What is being asked
Would you please return the lines of the material that contain the word "this"?

- - -

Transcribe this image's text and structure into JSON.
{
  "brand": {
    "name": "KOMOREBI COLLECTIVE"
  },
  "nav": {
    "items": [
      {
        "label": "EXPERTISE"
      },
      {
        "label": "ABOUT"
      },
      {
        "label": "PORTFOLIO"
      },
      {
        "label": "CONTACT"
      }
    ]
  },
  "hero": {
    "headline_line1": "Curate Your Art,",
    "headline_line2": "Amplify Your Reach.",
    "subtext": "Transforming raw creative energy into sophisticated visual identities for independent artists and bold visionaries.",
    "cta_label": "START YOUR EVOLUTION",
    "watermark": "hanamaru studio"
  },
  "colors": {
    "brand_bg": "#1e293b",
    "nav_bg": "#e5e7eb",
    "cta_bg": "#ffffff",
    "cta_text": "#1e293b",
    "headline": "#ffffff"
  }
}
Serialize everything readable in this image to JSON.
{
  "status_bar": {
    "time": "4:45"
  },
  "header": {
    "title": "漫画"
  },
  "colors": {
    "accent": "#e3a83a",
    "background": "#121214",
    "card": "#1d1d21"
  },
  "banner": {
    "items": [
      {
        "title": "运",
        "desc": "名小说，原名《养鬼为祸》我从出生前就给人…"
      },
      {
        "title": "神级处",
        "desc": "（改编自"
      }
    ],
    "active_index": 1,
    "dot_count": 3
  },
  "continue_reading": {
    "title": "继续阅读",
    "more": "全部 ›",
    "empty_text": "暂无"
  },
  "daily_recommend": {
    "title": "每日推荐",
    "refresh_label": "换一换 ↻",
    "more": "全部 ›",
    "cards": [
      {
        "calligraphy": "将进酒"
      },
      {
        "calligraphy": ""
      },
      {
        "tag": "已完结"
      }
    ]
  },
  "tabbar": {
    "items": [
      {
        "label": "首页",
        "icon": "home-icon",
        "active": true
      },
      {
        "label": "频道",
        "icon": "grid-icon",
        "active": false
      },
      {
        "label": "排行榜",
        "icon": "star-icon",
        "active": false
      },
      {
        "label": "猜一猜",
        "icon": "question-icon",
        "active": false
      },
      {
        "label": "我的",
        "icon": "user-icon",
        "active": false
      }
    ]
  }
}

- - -

Exercise response
Transcribe this image's text and structure into JSON.
Serialize everything readable in this image to JSON.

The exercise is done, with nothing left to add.